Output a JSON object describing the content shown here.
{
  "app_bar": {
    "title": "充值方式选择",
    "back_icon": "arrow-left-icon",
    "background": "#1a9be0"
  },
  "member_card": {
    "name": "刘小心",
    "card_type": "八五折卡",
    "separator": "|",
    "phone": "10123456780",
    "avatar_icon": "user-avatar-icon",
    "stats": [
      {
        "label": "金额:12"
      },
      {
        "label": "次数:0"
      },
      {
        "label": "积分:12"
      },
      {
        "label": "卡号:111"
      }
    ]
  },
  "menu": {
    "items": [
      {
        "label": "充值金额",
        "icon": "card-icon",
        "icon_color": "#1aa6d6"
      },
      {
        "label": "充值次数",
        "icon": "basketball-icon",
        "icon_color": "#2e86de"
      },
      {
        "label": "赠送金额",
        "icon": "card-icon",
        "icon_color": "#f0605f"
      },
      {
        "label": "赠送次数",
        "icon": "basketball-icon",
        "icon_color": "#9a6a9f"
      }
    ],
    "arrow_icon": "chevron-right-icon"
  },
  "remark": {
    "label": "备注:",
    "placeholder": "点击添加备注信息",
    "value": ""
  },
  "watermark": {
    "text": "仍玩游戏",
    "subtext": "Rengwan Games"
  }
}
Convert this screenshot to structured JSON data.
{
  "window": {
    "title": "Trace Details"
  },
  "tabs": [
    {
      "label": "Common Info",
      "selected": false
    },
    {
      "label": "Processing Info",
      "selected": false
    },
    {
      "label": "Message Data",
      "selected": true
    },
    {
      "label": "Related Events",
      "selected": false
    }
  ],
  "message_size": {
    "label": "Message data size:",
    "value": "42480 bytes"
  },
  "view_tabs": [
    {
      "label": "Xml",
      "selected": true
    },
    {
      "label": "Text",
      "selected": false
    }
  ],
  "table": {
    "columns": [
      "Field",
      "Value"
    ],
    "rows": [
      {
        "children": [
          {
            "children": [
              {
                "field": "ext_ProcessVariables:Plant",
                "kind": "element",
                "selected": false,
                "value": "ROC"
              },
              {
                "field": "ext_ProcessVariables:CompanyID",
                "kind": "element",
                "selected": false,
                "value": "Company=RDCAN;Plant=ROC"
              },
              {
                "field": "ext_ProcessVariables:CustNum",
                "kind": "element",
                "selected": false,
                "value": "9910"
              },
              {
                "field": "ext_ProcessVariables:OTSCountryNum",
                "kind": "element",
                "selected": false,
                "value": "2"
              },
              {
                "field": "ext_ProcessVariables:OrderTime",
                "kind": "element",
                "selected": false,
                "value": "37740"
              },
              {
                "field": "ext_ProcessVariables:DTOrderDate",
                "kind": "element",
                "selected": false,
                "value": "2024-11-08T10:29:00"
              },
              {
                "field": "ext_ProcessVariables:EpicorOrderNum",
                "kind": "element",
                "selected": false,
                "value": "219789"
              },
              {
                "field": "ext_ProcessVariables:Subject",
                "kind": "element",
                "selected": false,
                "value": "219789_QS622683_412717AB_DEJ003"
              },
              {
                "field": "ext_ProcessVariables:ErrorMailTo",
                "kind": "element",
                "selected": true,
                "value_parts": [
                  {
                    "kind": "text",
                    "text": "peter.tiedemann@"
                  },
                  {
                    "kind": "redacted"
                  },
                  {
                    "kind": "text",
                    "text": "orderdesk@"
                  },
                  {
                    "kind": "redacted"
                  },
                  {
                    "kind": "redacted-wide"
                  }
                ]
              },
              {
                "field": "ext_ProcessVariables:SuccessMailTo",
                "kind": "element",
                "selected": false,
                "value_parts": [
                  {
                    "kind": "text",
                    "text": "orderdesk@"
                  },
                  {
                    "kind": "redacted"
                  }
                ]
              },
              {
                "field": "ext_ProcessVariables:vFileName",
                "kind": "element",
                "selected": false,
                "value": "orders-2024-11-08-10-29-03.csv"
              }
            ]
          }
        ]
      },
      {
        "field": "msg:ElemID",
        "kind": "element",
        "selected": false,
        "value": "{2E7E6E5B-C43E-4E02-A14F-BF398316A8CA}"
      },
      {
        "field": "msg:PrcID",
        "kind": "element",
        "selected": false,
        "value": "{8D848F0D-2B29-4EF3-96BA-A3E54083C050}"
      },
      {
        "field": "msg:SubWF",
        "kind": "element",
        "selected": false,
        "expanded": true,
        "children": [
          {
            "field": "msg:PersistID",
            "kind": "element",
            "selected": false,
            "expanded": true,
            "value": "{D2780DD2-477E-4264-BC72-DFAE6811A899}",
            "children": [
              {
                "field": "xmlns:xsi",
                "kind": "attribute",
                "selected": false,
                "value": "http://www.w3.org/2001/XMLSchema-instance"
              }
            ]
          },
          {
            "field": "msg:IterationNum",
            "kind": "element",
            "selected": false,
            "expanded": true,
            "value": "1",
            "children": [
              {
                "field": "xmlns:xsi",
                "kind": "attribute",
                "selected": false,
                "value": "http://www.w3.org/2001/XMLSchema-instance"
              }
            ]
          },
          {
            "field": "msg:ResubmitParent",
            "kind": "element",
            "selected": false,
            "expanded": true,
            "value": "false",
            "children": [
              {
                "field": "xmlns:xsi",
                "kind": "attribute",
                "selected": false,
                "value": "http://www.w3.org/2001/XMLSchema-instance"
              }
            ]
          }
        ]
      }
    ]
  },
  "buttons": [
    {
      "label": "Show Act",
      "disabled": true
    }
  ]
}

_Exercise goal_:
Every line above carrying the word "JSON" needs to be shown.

_The completed task_:
Output a JSON object describing the content shown here.
Convert this screenshot to structured JSON data.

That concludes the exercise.